Tesla’s Musk vs. GM’s Barra: Two auto CEOs, two very different conference calls

February 12, 2015, 7:47 PM UTC

Whether he’s fighting with journalists on Twitter (TWTR), making announcements with double-entendres, or talking about robots killing us all, Tesla’s CEO Elon Musk is known for saying a lot of bold things.

He didn’t disappoint during Tesla’s (TSLA) quarterly conference call late Wednesday, telling listeners that Tesla’s market cap will match that of Apple (AAPL) in 10 years, and that his company will spend “staggering” amounts of money on CapEx.

Quarterly earnings calls are usually dull, non-events. They’re especially uninteresting for automotive companies. To show how lively Tesla’s call was last night, here’s a comparison of what Musk said on his call with what General Motors (GM) CEO Mary Barra told investors in her company’s earnings conference call last week. It’s a battle for the ages: the disrupter vs. the giant. It’s Silicon Valley vs. Detroit.

On problems in China

Musk actually was pretty critical of his staff here, something you don’t usually see.

Unfortunately, this sounds brain-dead, but our sales team was telling people that it was difficult to charge in China, even though this is not true. That is pretty silly.

I put the guy who was in charge of the Supercharger roll out in China, who was doing an awesome job, an engineer, basically, he’s no sales person, in charge of China to make sure that charging is super easy and excellent.

Barra, meanwhile, said this:

In China, we had another solid quarter, contributing to record full year equity income as our sales continued to outpace the market.

So while Musk throws his staff under the bus, Barra quietly toots her company’s horn. We’re off to a good start.

On accounting practices

Musk used this subject to take a shot at some of his critics, defending Tesla’s use of non-standard accounting practices.

So we will probably keep even though it makes our financials look worse than they really are. It’s important because we do get some criticism about GAAP versus non-GAAP, as though when we do non-GAAP, we’re actually trying to people into thinking something is better than it is. But actually that’s not true. The way the accounting rules currently work don’t give a correct picture and we’re trying to give a more correct picture of non-GAAP, not a less correct picture.

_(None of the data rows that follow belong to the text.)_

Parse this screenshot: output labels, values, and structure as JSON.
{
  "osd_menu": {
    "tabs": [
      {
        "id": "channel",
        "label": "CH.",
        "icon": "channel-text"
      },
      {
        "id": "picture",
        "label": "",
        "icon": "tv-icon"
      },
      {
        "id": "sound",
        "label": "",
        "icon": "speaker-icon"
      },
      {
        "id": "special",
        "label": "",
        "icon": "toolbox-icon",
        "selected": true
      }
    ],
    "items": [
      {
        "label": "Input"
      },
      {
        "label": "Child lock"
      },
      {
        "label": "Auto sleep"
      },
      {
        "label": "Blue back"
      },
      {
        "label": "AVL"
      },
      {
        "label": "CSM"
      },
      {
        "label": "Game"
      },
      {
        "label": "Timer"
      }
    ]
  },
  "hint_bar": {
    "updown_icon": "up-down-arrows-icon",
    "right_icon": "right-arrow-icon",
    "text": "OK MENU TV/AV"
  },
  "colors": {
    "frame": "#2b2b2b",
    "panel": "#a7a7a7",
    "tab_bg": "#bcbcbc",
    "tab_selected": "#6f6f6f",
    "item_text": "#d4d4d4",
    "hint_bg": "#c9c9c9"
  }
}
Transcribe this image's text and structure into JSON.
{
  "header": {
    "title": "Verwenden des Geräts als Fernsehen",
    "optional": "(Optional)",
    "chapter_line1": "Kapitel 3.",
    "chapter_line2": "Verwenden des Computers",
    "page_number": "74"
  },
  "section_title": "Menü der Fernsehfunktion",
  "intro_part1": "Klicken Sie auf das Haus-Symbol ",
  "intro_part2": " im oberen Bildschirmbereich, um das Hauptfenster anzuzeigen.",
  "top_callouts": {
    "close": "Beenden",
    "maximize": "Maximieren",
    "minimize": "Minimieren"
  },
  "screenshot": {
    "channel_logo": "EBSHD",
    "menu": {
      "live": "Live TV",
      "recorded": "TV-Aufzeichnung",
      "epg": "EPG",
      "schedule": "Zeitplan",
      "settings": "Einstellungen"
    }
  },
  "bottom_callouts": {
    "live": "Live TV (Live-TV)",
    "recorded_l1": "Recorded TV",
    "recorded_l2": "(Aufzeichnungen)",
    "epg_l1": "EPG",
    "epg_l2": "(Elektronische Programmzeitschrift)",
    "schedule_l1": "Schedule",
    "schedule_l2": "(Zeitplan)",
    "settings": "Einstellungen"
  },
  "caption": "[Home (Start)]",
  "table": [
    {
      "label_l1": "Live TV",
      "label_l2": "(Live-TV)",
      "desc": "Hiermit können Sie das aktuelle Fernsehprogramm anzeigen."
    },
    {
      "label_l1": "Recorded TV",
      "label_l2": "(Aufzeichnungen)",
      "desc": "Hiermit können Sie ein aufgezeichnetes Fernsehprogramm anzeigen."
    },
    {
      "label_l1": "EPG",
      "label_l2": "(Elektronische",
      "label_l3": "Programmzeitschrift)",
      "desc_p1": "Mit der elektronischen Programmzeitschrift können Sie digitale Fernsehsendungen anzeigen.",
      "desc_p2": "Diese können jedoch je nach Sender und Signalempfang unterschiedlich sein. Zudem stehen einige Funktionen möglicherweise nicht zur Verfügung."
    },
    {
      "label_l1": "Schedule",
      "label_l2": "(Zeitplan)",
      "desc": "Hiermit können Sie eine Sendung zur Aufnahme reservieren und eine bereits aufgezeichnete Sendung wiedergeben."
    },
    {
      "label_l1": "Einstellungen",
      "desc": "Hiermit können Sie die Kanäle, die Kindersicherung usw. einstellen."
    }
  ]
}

Barra didn’t even get into this topic. GM’s CFO Chuck Stevens mentioned the automaker’s non-GAAP results, but didn’t get into any sort of detail about why these were superior.

On CapEx

This is one of the comments from Musk that’s getting the most ink, because he seemed a little bit crazy:

We are going to spend staggering amounts of money on CapEx, for good reasons and with a great ROI.

Barra was much more staid (are you catching on to a theme here?)

We believe there is opportunity in segments we’re not in around the globe that we’ll generate the right return and can enhance our brands and enhance our market position. So looking at those three buckets and again it’s an area, I ran in the company at one point in my career, there is an intense focus on that and we’ll seize every opportunity.

On upcoming new models

Again, Musk got all “contentious” — his word, not ours.

With respect to Model III, we definitely — we don’t want the delays that affected the X to affect the Model III. We are really — we are being quite contentious about this. There are things that we could do with the Model III platform that are really adventurous, but with schedule at risk. So what we’re going to do is we’re going to have something that is going to be an amazing car but it won’t be the most adventurous version of the Model III to begin with, but we will have then have the more different version of the Model III on the Model III platform following the initial version, so that we can stay on track for Model III.

Barra? She said GM has an “aggressive launch cadence of new cars and crossovers in 2016.”

On where the company will be in 10 years

Here’s where Musk predicted that Tesla could be as big as Apple in 10 years.

If you take this year’s revenue, around $6 billion or thereabouts, and if we are able to maintain a 30% growth rate for 10 years, add to your 10% profitability number, and have a 20 P/E, our market cap would basically be the same as Apple’s is today. That’s going to require a bit of — on the order of $700 billion — obviously, getting there will require some significant CapEx, but I am hopeful that we can do this without any significant dilution to the Company, maybe minor dilution but nothing serious.

As for Mary Barra, we couldn’t find a quote to match up with this one. It’s just never going to happen.

(You can listen to the full Tesla conference call here.)